As rain falls to Earth from the sky, it begins to dissolve carbon dioxide (CO₂) in the atmosphere. The result is the formation of carbonic acid (H₂CO₃). The carbonic acid, in turn, breaks down into hydrogen ions, which make the water acidic and form hydrogen carbonate ions (commonly called bicarbonate ions). Water dissolving CO₂ marks the beginning of water’s ability not only to dissolve rock but to make rock as well.
The pH scale measures the concentration of hydrogen ions in water. The pH of pure water is 7, but the pH of rainwater is between 5 and 6. The pH scale is logarithmic. Therefore, a decrease by only one digit, for example, indicates approximately 10 times more hydrogen ions in concentration.

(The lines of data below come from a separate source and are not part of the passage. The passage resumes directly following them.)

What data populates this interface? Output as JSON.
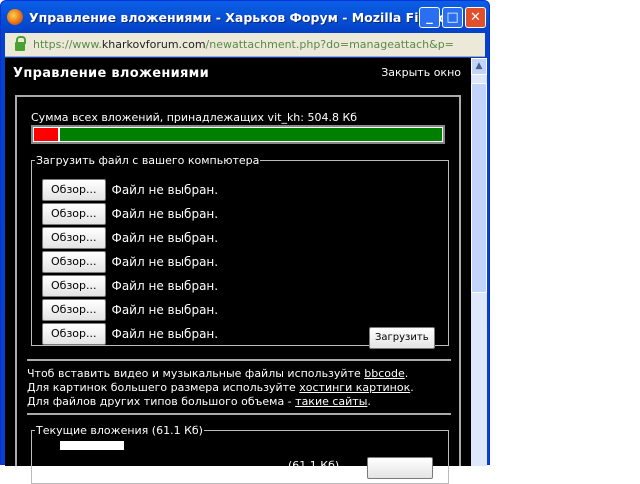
{
  "window": {
    "title": "Управление вложениями - Харьков Форум - Mozilla Firefox"
  },
  "address": {
    "prefix": "https://www.",
    "host": "kharkovforum.com",
    "path": "/newattachment.php?do=manageattach&p="
  },
  "page": {
    "heading": "Управление вложениями",
    "close_link": "Закрыть окно",
    "quota_text": "Сумма всех вложений, принадлежащих vit_kh: 504.8 Кб",
    "quota_used_percent": 6,
    "upload": {
      "legend": "Загрузить файл с вашего компьютера",
      "browse_label": "Обзор...",
      "no_file": "Файл не выбран.",
      "rows": 7,
      "submit_label": "Загрузить"
    },
    "info": {
      "line1": "Чтоб вставить видео и музыкальные файлы используйте ",
      "link1": "bbcode",
      "line2": "Для картинок большего размера используйте ",
      "link2": "хостинги картинок",
      "line3": "Для файлов других типов большого объема - ",
      "link3": "такие сайты",
      "dot": "."
    },
    "current": {
      "legend": "Текущие вложения (61.1 Кб)",
      "size": "(61.1 Кб)"
    }
  }
}
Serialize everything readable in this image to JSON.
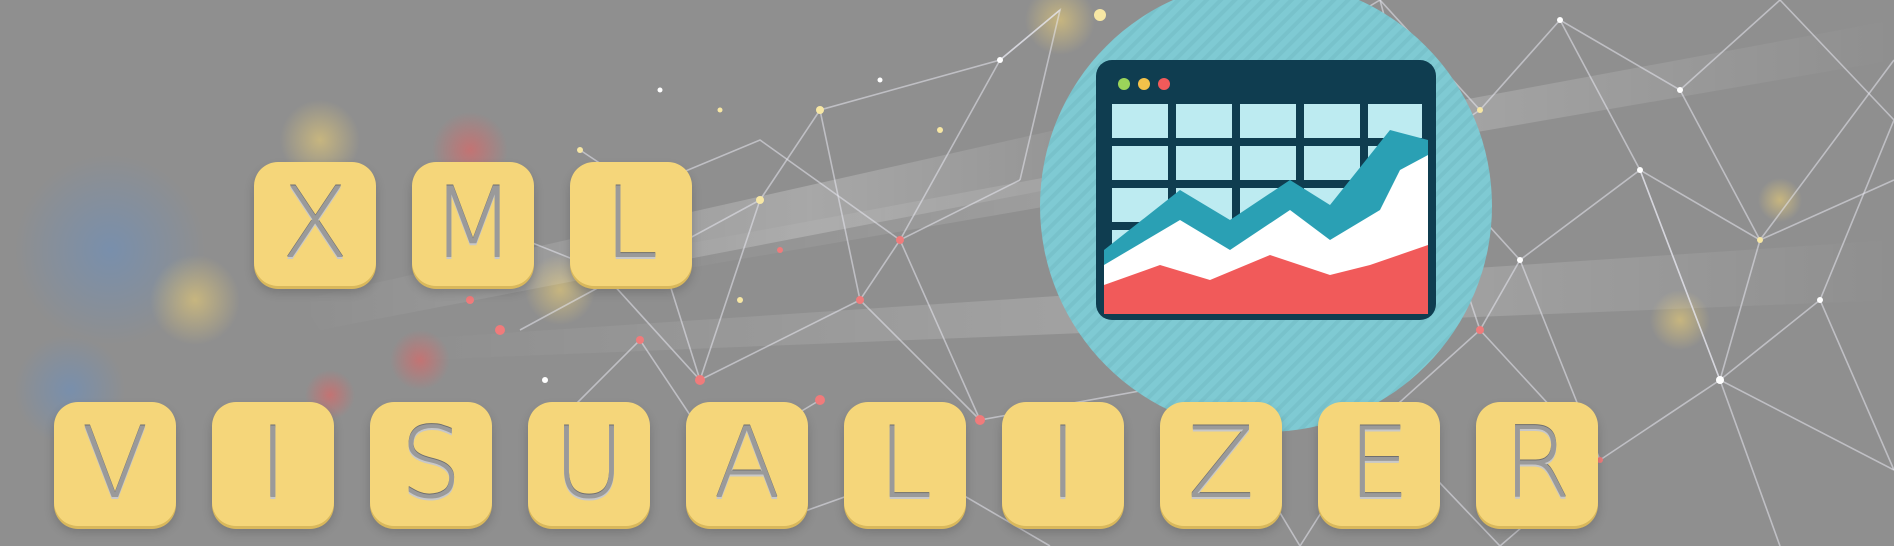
{
  "title": {
    "line1": [
      "X",
      "M",
      "L"
    ],
    "line2": [
      "V",
      "I",
      "S",
      "U",
      "A",
      "L",
      "I",
      "Z",
      "E",
      "R"
    ]
  },
  "icon": {
    "name": "spreadsheet-chart-icon",
    "window_dots": [
      "#9bd45a",
      "#f4c24a",
      "#f15a5a"
    ]
  },
  "colors": {
    "background": "#8f8f8f",
    "tile": "#f5d67a",
    "letter": "#9a9a9a",
    "circle": "#7fcad3",
    "window_frame": "#0f3d50",
    "grid_cell": "#bdebf1",
    "area_red": "#f15a5a",
    "area_teal": "#2aa0b4"
  }
}
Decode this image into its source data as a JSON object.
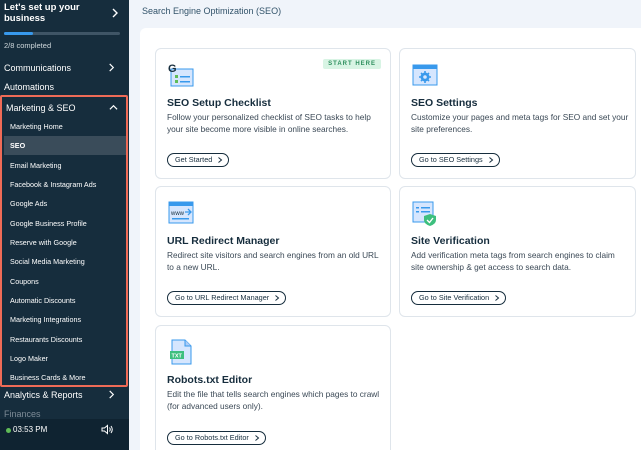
{
  "sidebar": {
    "setup": {
      "title": "Let's set up your business",
      "progress": "2/8 completed",
      "progress_fraction": 0.25
    },
    "top_items": [
      {
        "label": "Communications"
      },
      {
        "label": "Automations"
      }
    ],
    "group": {
      "title": "Marketing & SEO",
      "items": [
        {
          "label": "Marketing Home"
        },
        {
          "label": "SEO"
        },
        {
          "label": "Email Marketing"
        },
        {
          "label": "Facebook & Instagram Ads"
        },
        {
          "label": "Google Ads"
        },
        {
          "label": "Google Business Profile"
        },
        {
          "label": "Reserve with Google"
        },
        {
          "label": "Social Media Marketing"
        },
        {
          "label": "Coupons"
        },
        {
          "label": "Automatic Discounts"
        },
        {
          "label": "Marketing Integrations"
        },
        {
          "label": "Restaurants Discounts"
        },
        {
          "label": "Logo Maker"
        },
        {
          "label": "Business Cards & More"
        }
      ],
      "active_item": "SEO"
    },
    "bottom_items": [
      {
        "label": "Analytics & Reports"
      },
      {
        "label": "Finances"
      }
    ],
    "status": {
      "time": "03:53 PM",
      "online_color": "#60bc57"
    }
  },
  "main": {
    "breadcrumb": "Search Engine Optimization (SEO)",
    "cards": [
      {
        "title": "SEO Setup Checklist",
        "badge": "START HERE",
        "description": "Follow your personalized checklist of SEO tasks to help your site become more visible in online searches.",
        "button": "Get Started",
        "icon": "google-checklist-icon"
      },
      {
        "title": "SEO Settings",
        "description": "Customize your pages and meta tags for SEO and set your site preferences.",
        "button": "Go to SEO Settings",
        "icon": "gear-page-icon"
      },
      {
        "title": "URL Redirect Manager",
        "description": "Redirect site visitors and search engines from an old URL to a new URL.",
        "button": "Go to URL Redirect Manager",
        "icon": "www-redirect-icon"
      },
      {
        "title": "Site Verification",
        "description": "Add verification meta tags from search engines to claim site ownership & get access to search data.",
        "button": "Go to Site Verification",
        "icon": "verified-shield-icon"
      },
      {
        "title": "Robots.txt Editor",
        "description": "Edit the file that tells search engines which pages to crawl (for advanced users only).",
        "button": "Go to Robots.txt Editor",
        "icon": "txt-file-icon"
      }
    ]
  },
  "colors": {
    "sidebar": "#162d3d",
    "highlight_border": "#ef6b57",
    "accent": "#3899ec",
    "badge_bg": "#d8f4e4",
    "badge_text": "#2e8f5e"
  }
}
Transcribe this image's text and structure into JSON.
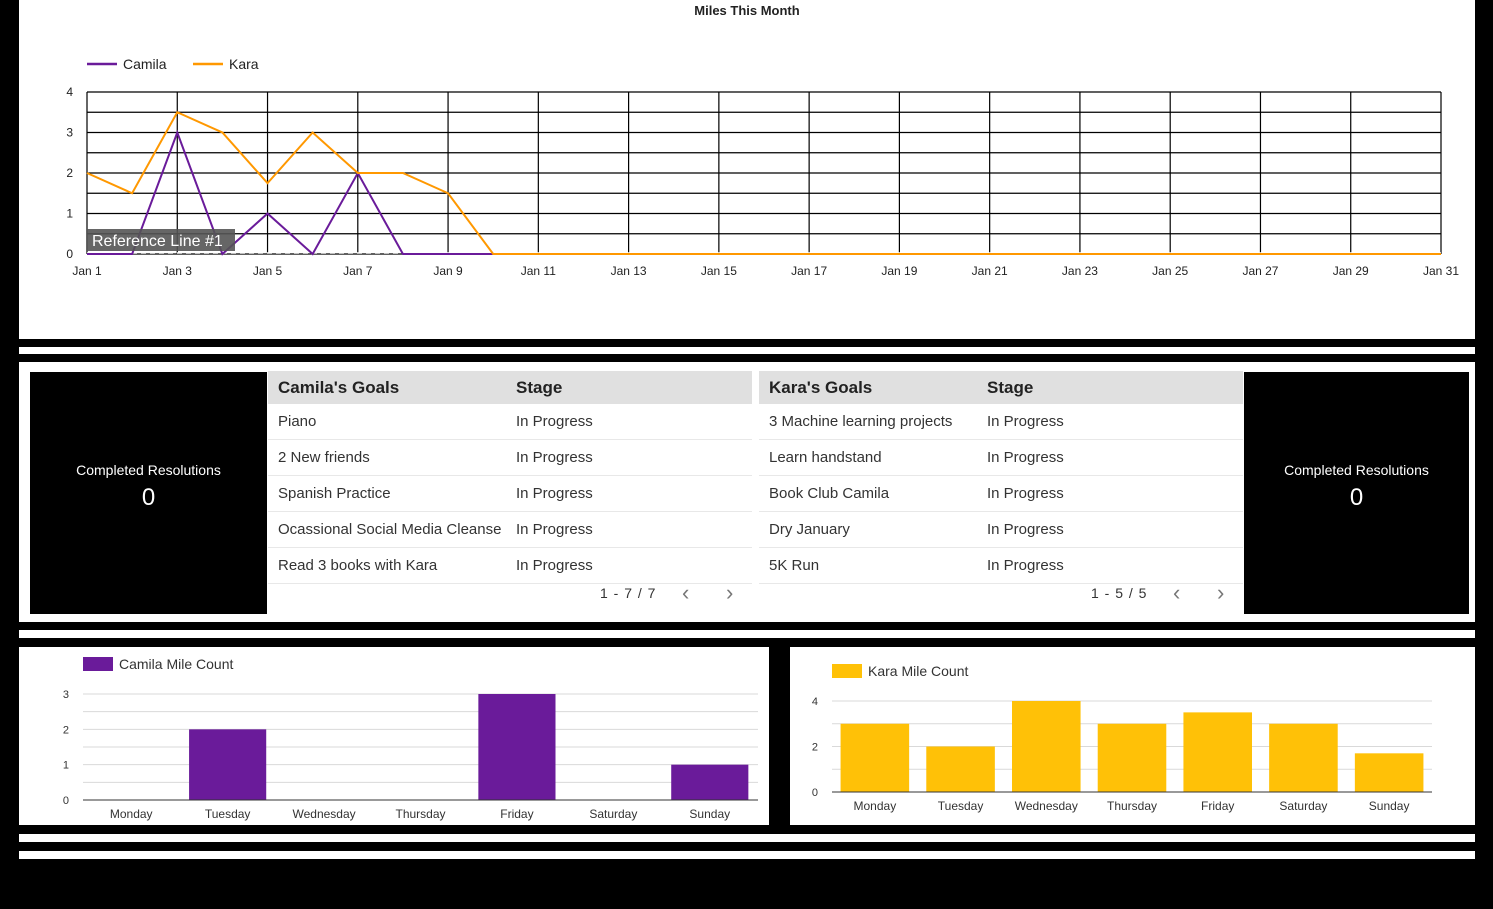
{
  "line_chart": {
    "title": "Miles This Month",
    "reference_line_label": "Reference Line #1"
  },
  "camila_table": {
    "headers": [
      "Camila's Goals",
      "Stage"
    ],
    "rows": [
      [
        "Piano",
        "In Progress"
      ],
      [
        "2 New friends",
        "In Progress"
      ],
      [
        "Spanish Practice",
        "In Progress"
      ],
      [
        "Ocassional Social Media Cleanse",
        "In Progress"
      ],
      [
        "Read 3 books with Kara",
        "In Progress"
      ]
    ],
    "pagination": "1 - 7 / 7"
  },
  "kara_table": {
    "headers": [
      "Kara's Goals",
      "Stage"
    ],
    "rows": [
      [
        "3 Machine learning projects",
        "In Progress"
      ],
      [
        "Learn handstand",
        "In Progress"
      ],
      [
        "Book Club Camila",
        "In Progress"
      ],
      [
        "Dry January",
        "In Progress"
      ],
      [
        "5K Run",
        "In Progress"
      ]
    ],
    "pagination": "1 - 5 / 5"
  },
  "camila_scorecard": {
    "label": "Completed Resolutions",
    "value": "0"
  },
  "kara_scorecard": {
    "label": "Completed Resolutions",
    "value": "0"
  },
  "pager_icons": {
    "prev": "‹",
    "next": "›"
  },
  "colors": {
    "camila": "#6a1b9a",
    "kara": "#ff9800",
    "kara_bar": "#ffc107"
  },
  "chart_data": [
    {
      "type": "line",
      "title": "Miles This Month",
      "x": [
        "Jan 1",
        "Jan 2",
        "Jan 3",
        "Jan 4",
        "Jan 5",
        "Jan 6",
        "Jan 7",
        "Jan 8",
        "Jan 9",
        "Jan 10",
        "Jan 11",
        "Jan 12",
        "Jan 13",
        "Jan 14",
        "Jan 15",
        "Jan 16",
        "Jan 17",
        "Jan 18",
        "Jan 19",
        "Jan 20",
        "Jan 21",
        "Jan 22",
        "Jan 23",
        "Jan 24",
        "Jan 25",
        "Jan 26",
        "Jan 27",
        "Jan 28",
        "Jan 29",
        "Jan 30",
        "Jan 31"
      ],
      "x_ticks": [
        "Jan 1",
        "Jan 3",
        "Jan 5",
        "Jan 7",
        "Jan 9",
        "Jan 11",
        "Jan 13",
        "Jan 15",
        "Jan 17",
        "Jan 19",
        "Jan 21",
        "Jan 23",
        "Jan 25",
        "Jan 27",
        "Jan 29",
        "Jan 31"
      ],
      "y_ticks": [
        0,
        1,
        2,
        3,
        4
      ],
      "ylim": [
        0,
        4
      ],
      "grid": true,
      "legend": "top-left",
      "series": [
        {
          "name": "Camila",
          "color": "#6a1b9a",
          "values": [
            0,
            0,
            3,
            0,
            1,
            0,
            2,
            0,
            0,
            0,
            0,
            0,
            0,
            0,
            0,
            0,
            0,
            0,
            0,
            0,
            0,
            0,
            0,
            0,
            0,
            0,
            0,
            0,
            0,
            0,
            0
          ]
        },
        {
          "name": "Kara",
          "color": "#ff9800",
          "values": [
            2,
            1.5,
            3.5,
            3,
            1.75,
            3,
            2,
            2,
            1.5,
            0,
            0,
            0,
            0,
            0,
            0,
            0,
            0,
            0,
            0,
            0,
            0,
            0,
            0,
            0,
            0,
            0,
            0,
            0,
            0,
            0,
            0
          ]
        }
      ],
      "reference_line": {
        "label": "Reference Line #1",
        "value": 0
      }
    },
    {
      "type": "bar",
      "categories": [
        "Monday",
        "Tuesday",
        "Wednesday",
        "Thursday",
        "Friday",
        "Saturday",
        "Sunday"
      ],
      "series": [
        {
          "name": "Camila Mile Count",
          "color": "#6a1b9a",
          "values": [
            0,
            2,
            0,
            0,
            3,
            0,
            1
          ]
        }
      ],
      "y_ticks": [
        0,
        1,
        2,
        3
      ],
      "ylim": [
        0,
        3
      ],
      "legend": "top-left"
    },
    {
      "type": "bar",
      "categories": [
        "Monday",
        "Tuesday",
        "Wednesday",
        "Thursday",
        "Friday",
        "Saturday",
        "Sunday"
      ],
      "series": [
        {
          "name": "Kara Mile Count",
          "color": "#ffc107",
          "values": [
            3,
            2,
            4,
            3,
            3.5,
            3,
            1.7
          ]
        }
      ],
      "y_ticks": [
        0,
        2,
        4
      ],
      "ylim": [
        0,
        4
      ],
      "legend": "top-left"
    }
  ]
}
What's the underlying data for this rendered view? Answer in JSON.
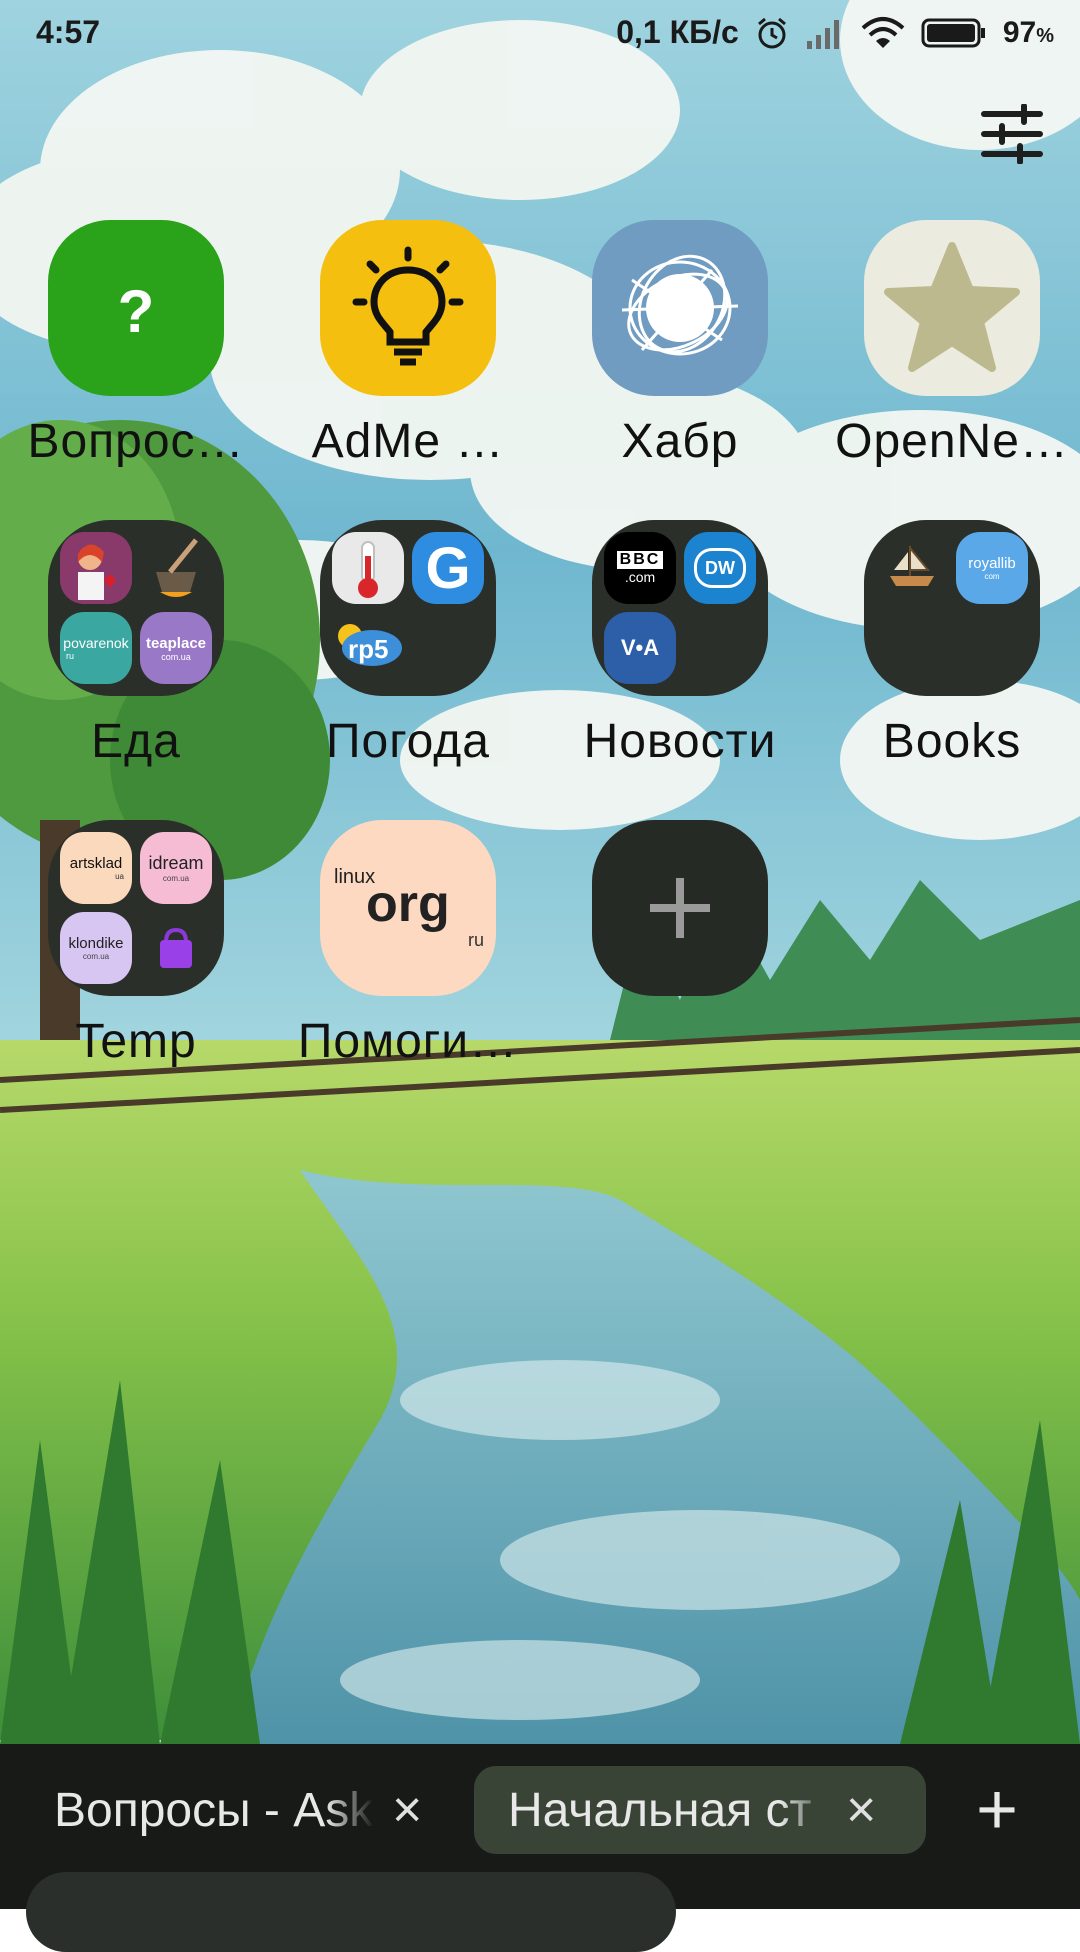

To demonstrate how easy it is for water to take on CO₂, we devised an experiment. In this experiment, we demonstrate how the pH changes noticeably if we simply blow bubbles into the water.
After rain falls, much of it enters streams and rivers and collects in reservoirs. From there, it may be collected as drinking water. This water is likely to remain quite empty of minerals, as it has had only a small amount of contact with bedrock at the Earth’s surface. Similarly, this water is likely to retain a lower pH level than public water in hard water areas (see below) because it has had less opportunity to react with bedrock and will thus continue to be mildly acidic. In Melbourne, Australia, home of Barista Hustle’s offices, the pH of the public water supply is close to neutral. Most local governments offer information on public water quality. Here is a link to the water analysis for the Melbourne area.
Many parts of the world take their public water supply from aquifers. These underground regions between the Earth’s surface and solid bedrock contain cracks or loose material that water can easily penetrate.